John Kay is one of my preferred columnists (from Financial Times).
I loved his book “Obliquity”.
He doesn’t really use oblique means to denounce the irresponsible blindness of the latest models macro-economists use to come up with advice on economic and fiscal policies.
Indeed, he concludes that:
“Economists – in government agencies as well as Universities – were obsessively playing “Grand Theft Auto” while the World aroud them was falling apart.”
How come government agencies are still basing policies on fallacious advice?
Why did providing such advice not conduct to scientific and professional liability claims? Should we, ordinary citizens, who suffer so much, undertake this?
How long will blind ideology and orthodoxy remain in power?
John Kay: The Map Is Not the Territory: An Essay on the State of Economics

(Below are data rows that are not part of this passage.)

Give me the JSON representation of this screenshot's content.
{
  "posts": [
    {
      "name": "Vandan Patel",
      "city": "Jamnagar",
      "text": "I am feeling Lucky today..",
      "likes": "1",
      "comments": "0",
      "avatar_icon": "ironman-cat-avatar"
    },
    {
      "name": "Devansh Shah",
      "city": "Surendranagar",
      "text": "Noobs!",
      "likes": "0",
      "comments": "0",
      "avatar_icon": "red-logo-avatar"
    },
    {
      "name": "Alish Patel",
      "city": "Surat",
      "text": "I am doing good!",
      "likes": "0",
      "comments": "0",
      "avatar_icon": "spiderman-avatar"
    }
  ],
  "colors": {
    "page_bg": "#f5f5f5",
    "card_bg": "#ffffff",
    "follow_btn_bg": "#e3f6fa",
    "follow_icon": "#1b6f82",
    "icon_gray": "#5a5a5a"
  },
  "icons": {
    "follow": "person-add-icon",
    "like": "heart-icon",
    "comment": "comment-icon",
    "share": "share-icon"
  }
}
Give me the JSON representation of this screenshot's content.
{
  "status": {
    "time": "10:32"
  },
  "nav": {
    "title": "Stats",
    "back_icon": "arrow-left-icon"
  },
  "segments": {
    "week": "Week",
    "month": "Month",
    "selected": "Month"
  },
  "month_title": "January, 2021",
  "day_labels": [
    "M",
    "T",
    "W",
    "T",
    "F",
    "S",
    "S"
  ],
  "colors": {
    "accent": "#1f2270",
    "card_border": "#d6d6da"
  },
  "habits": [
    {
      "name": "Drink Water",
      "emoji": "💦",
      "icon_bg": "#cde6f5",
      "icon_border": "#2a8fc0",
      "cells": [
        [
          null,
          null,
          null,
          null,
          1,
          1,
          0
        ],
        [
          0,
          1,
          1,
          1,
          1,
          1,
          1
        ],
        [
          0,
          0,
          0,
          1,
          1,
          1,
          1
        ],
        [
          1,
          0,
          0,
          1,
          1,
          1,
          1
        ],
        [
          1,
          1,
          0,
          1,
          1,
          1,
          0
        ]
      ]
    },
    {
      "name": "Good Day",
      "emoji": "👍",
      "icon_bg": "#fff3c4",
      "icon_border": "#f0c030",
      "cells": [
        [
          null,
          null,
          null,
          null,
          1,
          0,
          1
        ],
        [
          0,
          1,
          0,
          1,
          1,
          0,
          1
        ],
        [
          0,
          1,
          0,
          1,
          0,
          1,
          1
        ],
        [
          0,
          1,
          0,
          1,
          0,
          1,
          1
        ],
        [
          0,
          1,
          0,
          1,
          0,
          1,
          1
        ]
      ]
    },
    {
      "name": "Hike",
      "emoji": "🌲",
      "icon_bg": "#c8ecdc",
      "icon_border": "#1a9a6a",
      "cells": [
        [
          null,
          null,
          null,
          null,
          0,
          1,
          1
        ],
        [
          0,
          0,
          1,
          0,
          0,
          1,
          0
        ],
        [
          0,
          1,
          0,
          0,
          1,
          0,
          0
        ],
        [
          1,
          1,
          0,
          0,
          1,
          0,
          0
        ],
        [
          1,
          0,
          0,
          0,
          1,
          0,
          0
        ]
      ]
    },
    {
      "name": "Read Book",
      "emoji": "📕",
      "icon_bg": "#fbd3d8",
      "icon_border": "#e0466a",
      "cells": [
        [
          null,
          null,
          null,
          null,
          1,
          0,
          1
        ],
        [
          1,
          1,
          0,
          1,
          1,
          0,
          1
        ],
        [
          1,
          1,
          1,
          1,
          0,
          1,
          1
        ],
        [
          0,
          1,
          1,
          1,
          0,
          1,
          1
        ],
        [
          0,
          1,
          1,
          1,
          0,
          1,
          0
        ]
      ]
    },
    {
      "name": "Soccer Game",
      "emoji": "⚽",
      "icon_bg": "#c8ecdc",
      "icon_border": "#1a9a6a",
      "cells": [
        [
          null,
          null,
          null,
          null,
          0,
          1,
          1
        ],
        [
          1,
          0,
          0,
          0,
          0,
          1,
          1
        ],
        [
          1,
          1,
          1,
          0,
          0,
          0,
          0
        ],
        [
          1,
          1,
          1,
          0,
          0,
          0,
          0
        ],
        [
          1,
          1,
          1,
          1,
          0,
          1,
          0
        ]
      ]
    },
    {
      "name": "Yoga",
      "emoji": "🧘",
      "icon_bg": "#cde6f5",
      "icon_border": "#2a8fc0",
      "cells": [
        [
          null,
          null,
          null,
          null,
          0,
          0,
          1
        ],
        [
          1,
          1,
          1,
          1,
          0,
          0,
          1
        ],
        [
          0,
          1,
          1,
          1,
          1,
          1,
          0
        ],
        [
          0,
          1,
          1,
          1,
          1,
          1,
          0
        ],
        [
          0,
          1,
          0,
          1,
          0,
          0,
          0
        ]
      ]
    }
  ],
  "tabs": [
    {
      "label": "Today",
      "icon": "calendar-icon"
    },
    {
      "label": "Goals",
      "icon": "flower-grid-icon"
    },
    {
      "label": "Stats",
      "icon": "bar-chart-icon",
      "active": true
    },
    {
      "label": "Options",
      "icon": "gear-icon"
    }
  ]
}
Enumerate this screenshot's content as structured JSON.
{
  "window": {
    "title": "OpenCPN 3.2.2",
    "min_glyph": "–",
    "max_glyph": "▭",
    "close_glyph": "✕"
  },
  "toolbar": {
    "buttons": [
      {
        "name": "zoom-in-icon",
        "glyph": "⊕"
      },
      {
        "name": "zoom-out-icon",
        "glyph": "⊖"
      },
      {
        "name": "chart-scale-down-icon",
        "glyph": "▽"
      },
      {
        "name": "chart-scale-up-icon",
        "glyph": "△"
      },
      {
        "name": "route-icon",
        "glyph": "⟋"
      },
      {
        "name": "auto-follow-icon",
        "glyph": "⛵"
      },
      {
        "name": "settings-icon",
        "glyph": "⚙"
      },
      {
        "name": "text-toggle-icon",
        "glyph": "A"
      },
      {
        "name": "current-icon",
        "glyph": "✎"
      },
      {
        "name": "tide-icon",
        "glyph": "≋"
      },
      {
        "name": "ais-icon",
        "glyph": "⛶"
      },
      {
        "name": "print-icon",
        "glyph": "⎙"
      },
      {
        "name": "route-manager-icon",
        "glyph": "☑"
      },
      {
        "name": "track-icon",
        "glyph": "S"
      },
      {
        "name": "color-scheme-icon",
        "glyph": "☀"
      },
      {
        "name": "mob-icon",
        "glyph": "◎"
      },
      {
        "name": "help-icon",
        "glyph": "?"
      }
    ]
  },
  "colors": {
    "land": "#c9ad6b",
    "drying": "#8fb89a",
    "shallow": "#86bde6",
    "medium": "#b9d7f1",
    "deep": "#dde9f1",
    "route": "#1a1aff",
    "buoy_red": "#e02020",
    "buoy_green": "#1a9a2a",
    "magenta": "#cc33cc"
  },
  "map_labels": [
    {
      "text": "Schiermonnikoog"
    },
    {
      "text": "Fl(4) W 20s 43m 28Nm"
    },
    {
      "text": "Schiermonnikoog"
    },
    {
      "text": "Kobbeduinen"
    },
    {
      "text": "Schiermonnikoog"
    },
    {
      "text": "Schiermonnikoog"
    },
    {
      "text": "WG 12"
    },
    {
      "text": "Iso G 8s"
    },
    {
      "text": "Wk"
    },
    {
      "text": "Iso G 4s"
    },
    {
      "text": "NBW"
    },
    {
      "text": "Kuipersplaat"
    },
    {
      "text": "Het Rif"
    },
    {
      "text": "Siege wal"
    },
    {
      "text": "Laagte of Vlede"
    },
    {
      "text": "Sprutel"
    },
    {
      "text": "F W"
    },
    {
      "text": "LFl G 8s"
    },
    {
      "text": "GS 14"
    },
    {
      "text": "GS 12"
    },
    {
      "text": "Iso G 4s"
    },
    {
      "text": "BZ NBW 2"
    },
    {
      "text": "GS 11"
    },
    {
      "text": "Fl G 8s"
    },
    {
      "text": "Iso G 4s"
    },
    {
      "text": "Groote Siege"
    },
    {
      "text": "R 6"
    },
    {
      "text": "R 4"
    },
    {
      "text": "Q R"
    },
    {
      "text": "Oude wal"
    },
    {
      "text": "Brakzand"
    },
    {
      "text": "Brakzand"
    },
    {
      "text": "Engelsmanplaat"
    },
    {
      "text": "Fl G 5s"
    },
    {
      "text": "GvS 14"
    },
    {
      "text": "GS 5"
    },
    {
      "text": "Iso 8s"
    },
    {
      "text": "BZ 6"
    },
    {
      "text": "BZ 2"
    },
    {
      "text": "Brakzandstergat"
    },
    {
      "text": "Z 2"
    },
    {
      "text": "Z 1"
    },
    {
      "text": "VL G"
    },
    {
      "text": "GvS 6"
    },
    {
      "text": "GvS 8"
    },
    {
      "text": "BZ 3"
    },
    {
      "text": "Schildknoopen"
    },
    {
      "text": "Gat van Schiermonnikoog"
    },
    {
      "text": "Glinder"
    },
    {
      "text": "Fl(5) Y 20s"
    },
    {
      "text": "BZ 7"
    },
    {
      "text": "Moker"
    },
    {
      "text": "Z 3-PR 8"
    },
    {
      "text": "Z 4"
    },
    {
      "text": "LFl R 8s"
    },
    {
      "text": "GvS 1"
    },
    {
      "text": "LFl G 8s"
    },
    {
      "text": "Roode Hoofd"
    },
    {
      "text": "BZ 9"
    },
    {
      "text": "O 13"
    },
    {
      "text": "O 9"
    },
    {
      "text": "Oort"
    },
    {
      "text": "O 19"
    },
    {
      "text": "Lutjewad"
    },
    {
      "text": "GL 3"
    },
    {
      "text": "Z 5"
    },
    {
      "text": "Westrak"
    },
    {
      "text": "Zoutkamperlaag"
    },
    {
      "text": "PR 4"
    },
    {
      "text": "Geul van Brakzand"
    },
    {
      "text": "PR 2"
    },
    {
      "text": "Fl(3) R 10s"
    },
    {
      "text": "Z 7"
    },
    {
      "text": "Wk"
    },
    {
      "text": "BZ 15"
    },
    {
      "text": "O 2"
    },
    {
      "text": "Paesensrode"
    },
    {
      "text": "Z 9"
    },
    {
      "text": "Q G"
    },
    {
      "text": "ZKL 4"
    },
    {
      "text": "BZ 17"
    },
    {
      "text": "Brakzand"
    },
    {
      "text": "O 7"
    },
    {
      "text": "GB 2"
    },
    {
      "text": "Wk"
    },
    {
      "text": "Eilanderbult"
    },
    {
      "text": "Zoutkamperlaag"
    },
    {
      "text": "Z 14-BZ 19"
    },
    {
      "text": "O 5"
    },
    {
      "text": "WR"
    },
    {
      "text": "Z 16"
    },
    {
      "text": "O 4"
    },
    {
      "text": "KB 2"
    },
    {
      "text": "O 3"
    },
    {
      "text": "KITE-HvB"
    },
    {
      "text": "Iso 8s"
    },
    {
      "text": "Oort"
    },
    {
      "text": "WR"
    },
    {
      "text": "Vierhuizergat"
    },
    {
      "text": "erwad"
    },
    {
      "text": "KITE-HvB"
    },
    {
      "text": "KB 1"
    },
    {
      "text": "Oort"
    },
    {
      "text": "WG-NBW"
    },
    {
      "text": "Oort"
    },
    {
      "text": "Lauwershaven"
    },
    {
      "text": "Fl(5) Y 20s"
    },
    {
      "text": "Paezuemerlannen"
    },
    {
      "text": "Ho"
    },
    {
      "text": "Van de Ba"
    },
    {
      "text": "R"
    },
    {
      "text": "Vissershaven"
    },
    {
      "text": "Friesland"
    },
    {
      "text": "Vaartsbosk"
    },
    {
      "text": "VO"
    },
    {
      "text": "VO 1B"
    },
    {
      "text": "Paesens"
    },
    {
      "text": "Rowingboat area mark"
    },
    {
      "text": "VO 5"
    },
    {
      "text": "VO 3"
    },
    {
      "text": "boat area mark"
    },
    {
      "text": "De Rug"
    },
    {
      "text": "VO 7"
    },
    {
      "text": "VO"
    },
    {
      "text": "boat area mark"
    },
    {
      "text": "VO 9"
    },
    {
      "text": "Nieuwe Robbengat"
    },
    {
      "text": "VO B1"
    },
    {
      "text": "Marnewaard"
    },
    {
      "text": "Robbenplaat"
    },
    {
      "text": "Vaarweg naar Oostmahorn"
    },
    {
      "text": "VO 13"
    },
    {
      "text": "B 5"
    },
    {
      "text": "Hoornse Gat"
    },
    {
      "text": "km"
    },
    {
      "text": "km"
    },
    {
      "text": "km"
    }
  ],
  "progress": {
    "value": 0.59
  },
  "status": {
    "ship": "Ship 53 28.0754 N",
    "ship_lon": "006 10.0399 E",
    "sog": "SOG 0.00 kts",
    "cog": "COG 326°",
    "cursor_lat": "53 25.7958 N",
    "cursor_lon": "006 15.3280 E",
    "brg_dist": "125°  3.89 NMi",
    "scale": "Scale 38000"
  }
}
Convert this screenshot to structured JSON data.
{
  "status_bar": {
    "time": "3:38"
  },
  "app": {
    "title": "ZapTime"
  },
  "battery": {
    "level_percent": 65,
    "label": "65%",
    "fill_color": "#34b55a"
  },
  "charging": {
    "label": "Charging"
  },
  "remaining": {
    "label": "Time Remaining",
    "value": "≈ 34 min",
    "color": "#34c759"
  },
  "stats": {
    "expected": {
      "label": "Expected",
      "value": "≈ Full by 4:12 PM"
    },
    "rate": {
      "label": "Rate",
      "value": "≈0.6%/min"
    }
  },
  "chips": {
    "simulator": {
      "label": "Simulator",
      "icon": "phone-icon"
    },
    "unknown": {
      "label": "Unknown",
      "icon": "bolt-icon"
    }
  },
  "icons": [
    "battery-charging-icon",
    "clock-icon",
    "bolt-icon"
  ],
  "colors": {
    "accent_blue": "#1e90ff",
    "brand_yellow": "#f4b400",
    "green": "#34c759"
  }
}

Today, INET presents you a paper that deals with the relationship between economics and the world we live in. John Kay spells out methodological critiques of economic theory in general, and of DSGE models and rational expectations in particular. The paper builds on two articles that Kay, Fellow at St. John’s College of Oxford University and Visiting Professor at the London School of Economics, recently published in the Financial Times (scroll down to find the links). It is concerned with the relation of quantitative models to the world in which we live, and with evergreens such as the implications of unrealistic assumptions in economic theory. Highly recommended reading.
INET forwarded Kay’s paper to a handful economists and invited them to respond. In the following days, we are going to publish direct responses to the paper by a handful of prominent economists. Follow the INET Blog and stay tuned to what is going to be a healthy discussion.